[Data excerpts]
+ + +

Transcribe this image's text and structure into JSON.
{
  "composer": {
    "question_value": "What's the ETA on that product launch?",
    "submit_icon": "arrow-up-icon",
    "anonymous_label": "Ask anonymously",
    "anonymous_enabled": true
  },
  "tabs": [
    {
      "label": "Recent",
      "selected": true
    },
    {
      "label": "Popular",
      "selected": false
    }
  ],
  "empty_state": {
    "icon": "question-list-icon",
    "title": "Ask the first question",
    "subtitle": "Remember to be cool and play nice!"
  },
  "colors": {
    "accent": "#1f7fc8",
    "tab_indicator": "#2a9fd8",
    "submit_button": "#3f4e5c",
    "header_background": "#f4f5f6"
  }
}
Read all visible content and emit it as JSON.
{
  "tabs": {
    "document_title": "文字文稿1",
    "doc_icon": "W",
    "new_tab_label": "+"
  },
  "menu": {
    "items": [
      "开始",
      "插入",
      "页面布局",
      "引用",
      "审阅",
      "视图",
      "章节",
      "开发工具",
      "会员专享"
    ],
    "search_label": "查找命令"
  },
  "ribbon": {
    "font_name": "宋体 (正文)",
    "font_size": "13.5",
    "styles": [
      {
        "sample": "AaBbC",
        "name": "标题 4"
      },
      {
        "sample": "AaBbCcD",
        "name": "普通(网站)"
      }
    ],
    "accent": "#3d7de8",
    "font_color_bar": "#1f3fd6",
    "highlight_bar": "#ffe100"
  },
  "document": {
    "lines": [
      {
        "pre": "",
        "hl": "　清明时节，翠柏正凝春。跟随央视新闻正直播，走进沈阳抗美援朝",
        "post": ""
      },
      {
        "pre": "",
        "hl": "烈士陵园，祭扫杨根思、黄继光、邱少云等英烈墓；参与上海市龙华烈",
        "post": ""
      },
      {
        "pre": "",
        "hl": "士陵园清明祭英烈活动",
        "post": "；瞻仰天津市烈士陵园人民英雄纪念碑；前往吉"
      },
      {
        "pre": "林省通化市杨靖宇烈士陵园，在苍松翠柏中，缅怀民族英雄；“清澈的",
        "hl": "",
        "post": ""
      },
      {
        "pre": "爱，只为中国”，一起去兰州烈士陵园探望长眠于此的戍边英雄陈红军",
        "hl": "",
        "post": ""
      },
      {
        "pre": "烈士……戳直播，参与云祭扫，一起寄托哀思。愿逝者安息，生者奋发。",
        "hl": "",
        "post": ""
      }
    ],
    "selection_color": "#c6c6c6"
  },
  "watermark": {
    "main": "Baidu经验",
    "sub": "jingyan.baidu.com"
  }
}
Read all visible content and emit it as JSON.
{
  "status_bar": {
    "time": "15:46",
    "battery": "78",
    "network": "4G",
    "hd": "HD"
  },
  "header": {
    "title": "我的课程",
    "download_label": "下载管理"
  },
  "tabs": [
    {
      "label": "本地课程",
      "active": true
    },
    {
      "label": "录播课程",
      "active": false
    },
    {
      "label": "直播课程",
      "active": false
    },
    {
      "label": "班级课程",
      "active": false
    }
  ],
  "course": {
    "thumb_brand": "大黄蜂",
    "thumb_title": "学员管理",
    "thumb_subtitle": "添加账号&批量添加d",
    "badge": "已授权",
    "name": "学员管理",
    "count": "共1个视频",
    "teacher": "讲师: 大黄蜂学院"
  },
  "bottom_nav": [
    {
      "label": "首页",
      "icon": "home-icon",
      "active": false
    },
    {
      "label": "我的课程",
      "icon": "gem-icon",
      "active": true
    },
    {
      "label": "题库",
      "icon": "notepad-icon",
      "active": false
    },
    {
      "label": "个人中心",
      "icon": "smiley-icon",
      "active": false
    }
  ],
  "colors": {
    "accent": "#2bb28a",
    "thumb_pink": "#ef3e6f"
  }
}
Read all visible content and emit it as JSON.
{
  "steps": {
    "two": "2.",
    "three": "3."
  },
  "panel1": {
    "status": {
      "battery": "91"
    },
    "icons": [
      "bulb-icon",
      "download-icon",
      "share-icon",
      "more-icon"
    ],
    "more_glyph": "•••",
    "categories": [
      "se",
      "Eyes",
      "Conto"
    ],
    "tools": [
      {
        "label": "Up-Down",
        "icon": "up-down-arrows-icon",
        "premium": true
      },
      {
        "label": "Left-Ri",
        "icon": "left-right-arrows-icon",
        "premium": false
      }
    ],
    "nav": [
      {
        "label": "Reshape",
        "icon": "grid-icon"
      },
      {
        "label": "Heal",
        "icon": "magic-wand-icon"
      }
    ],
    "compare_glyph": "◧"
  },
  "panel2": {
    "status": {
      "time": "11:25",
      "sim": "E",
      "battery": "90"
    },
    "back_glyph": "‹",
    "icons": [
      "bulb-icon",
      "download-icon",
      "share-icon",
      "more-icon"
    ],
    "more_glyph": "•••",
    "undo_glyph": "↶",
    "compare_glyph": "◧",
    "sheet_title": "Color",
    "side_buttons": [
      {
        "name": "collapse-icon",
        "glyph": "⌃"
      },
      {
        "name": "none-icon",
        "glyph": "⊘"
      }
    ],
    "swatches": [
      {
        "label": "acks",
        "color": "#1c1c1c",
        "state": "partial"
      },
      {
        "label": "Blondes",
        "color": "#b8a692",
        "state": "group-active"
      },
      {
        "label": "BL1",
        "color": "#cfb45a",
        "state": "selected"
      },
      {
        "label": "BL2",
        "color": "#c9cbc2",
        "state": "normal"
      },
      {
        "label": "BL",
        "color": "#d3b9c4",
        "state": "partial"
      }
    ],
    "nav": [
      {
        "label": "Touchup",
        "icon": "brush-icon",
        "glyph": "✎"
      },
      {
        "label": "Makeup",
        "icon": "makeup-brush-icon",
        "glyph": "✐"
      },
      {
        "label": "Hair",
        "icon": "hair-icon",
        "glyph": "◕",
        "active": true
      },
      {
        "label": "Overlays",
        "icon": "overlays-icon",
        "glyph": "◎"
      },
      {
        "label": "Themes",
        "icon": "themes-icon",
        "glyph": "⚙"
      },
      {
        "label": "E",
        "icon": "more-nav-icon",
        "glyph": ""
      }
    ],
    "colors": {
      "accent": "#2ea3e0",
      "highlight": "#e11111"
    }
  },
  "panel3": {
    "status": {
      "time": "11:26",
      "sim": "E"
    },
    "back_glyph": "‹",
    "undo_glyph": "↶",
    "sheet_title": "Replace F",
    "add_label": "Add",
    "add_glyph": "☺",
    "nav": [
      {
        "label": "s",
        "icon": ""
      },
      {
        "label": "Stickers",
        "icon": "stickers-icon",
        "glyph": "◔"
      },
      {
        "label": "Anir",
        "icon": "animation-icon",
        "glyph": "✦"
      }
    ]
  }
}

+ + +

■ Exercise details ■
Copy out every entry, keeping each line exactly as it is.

■ Response to this task ■
Transcribe this image's text and structure into JSON.
{
  "composer": {
    "question_value": "What's the ETA on that product launch?",
    "submit_icon": "arrow-up-icon",
    "anonymous_label": "Ask anonymously",
    "anonymous_enabled": true
  },
  "tabs": [
    {
      "label": "Recent",
      "selected": true
    },
    {
      "label": "Popular",
      "selected": false
    }
  ],
  "empty_state": {
    "icon": "question-list-icon",
    "title": "Ask the first question",
    "subtitle": "Remember to be cool and play nice!"
  },
  "colors": {
    "accent": "#1f7fc8",
    "tab_indicator": "#2a9fd8",
    "submit_button": "#3f4e5c",
    "header_background": "#f4f5f6"
  }
}
Read all visible content and emit it as JSON.
{
  "tabs": {
    "document_title": "文字文稿1",
    "doc_icon": "W",
    "new_tab_label": "+"
  },
  "menu": {
    "items": [
      "开始",
      "插入",
      "页面布局",
      "引用",
      "审阅",
      "视图",
      "章节",
      "开发工具",
      "会员专享"
    ],
    "search_label": "查找命令"
  },
  "ribbon": {
    "font_name": "宋体 (正文)",
    "font_size": "13.5",
    "styles": [
      {
        "sample": "AaBbC",
        "name": "标题 4"
      },
      {
        "sample": "AaBbCcD",
        "name": "普通(网站)"
      }
    ],
    "accent": "#3d7de8",
    "font_color_bar": "#1f3fd6",
    "highlight_bar": "#ffe100"
  },
  "document": {
    "lines": [
      {
        "pre": "",
        "hl": "　清明时节，翠柏正凝春。跟随央视新闻正直播，走进沈阳抗美援朝",
        "post": ""
      },
      {
        "pre": "",
        "hl": "烈士陵园，祭扫杨根思、黄继光、邱少云等英烈墓；参与上海市龙华烈",
        "post": ""
      },
      {
        "pre": "",
        "hl": "士陵园清明祭英烈活动",
        "post": "；瞻仰天津市烈士陵园人民英雄纪念碑；前往吉"
      },
      {
        "pre": "林省通化市杨靖宇烈士陵园，在苍松翠柏中，缅怀民族英雄；“清澈的",
        "hl": "",
        "post": ""
      },
      {
        "pre": "爱，只为中国”，一起去兰州烈士陵园探望长眠于此的戍边英雄陈红军",
        "hl": "",
        "post": ""
      },
      {
        "pre": "烈士……戳直播，参与云祭扫，一起寄托哀思。愿逝者安息，生者奋发。",
        "hl": "",
        "post": ""
      }
    ],
    "selection_color": "#c6c6c6"
  },
  "watermark": {
    "main": "Baidu经验",
    "sub": "jingyan.baidu.com"
  }
}
Read all visible content and emit it as JSON.
{
  "status_bar": {
    "time": "15:46",
    "battery": "78",
    "network": "4G",
    "hd": "HD"
  },
  "header": {
    "title": "我的课程",
    "download_label": "下载管理"
  },
  "tabs": [
    {
      "label": "本地课程",
      "active": true
    },
    {
      "label": "录播课程",
      "active": false
    },
    {
      "label": "直播课程",
      "active": false
    },
    {
      "label": "班级课程",
      "active": false
    }
  ],
  "course": {
    "thumb_brand": "大黄蜂",
    "thumb_title": "学员管理",
    "thumb_subtitle": "添加账号&批量添加d",
    "badge": "已授权",
    "name": "学员管理",
    "count": "共1个视频",
    "teacher": "讲师: 大黄蜂学院"
  },
  "bottom_nav": [
    {
      "label": "首页",
      "icon": "home-icon",
      "active": false
    },
    {
      "label": "我的课程",
      "icon": "gem-icon",
      "active": true
    },
    {
      "label": "题库",
      "icon": "notepad-icon",
      "active": false
    },
    {
      "label": "个人中心",
      "icon": "smiley-icon",
      "active": false
    }
  ],
  "colors": {
    "accent": "#2bb28a",
    "thumb_pink": "#ef3e6f"
  }
}
Read all visible content and emit it as JSON.
{
  "steps": {
    "two": "2.",
    "three": "3."
  },
  "panel1": {
    "status": {
      "battery": "91"
    },
    "icons": [
      "bulb-icon",
      "download-icon",
      "share-icon",
      "more-icon"
    ],
    "more_glyph": "•••",
    "categories": [
      "se",
      "Eyes",
      "Conto"
    ],
    "tools": [
      {
        "label": "Up-Down",
        "icon": "up-down-arrows-icon",
        "premium": true
      },
      {
        "label": "Left-Ri",
        "icon": "left-right-arrows-icon",
        "premium": false
      }
    ],
    "nav": [
      {
        "label": "Reshape",
        "icon": "grid-icon"
      },
      {
        "label": "Heal",
        "icon": "magic-wand-icon"
      }
    ],
    "compare_glyph": "◧"
  },
  "panel2": {
    "status": {
      "time": "11:25",
      "sim": "E",
      "battery": "90"
    },
    "back_glyph": "‹",
    "icons": [
      "bulb-icon",
      "download-icon",
      "share-icon",
      "more-icon"
    ],
    "more_glyph": "•••",
    "undo_glyph": "↶",
    "compare_glyph": "◧",
    "sheet_title": "Color",
    "side_buttons": [
      {
        "name": "collapse-icon",
        "glyph": "⌃"
      },
      {
        "name": "none-icon",
        "glyph": "⊘"
      }
    ],
    "swatches": [
      {
        "label": "acks",
        "color": "#1c1c1c",
        "state": "partial"
      },
      {
        "label": "Blondes",
        "color": "#b8a692",
        "state": "group-active"
      },
      {
        "label": "BL1",
        "color": "#cfb45a",
        "state": "selected"
      },
      {
        "label": "BL2",
        "color": "#c9cbc2",
        "state": "normal"
      },
      {
        "label": "BL",
        "color": "#d3b9c4",
        "state": "partial"
      }
    ],
    "nav": [
      {
        "label": "Touchup",
        "icon": "brush-icon",
        "glyph": "✎"
      },
      {
        "label": "Makeup",
        "icon": "makeup-brush-icon",
        "glyph": "✐"
      },
      {
        "label": "Hair",
        "icon": "hair-icon",
        "glyph": "◕",
        "active": true
      },
      {
        "label": "Overlays",
        "icon": "overlays-icon",
        "glyph": "◎"
      },
      {
        "label": "Themes",
        "icon": "themes-icon",
        "glyph": "⚙"
      },
      {
        "label": "E",
        "icon": "more-nav-icon",
        "glyph": ""
      }
    ],
    "colors": {
      "accent": "#2ea3e0",
      "highlight": "#e11111"
    }
  },
  "panel3": {
    "status": {
      "time": "11:26",
      "sim": "E"
    },
    "back_glyph": "‹",
    "undo_glyph": "↶",
    "sheet_title": "Replace F",
    "add_label": "Add",
    "add_glyph": "☺",
    "nav": [
      {
        "label": "s",
        "icon": ""
      },
      {
        "label": "Stickers",
        "icon": "stickers-icon",
        "glyph": "◔"
      },
      {
        "label": "Anir",
        "icon": "animation-icon",
        "glyph": "✦"
      }
    ]
  }
}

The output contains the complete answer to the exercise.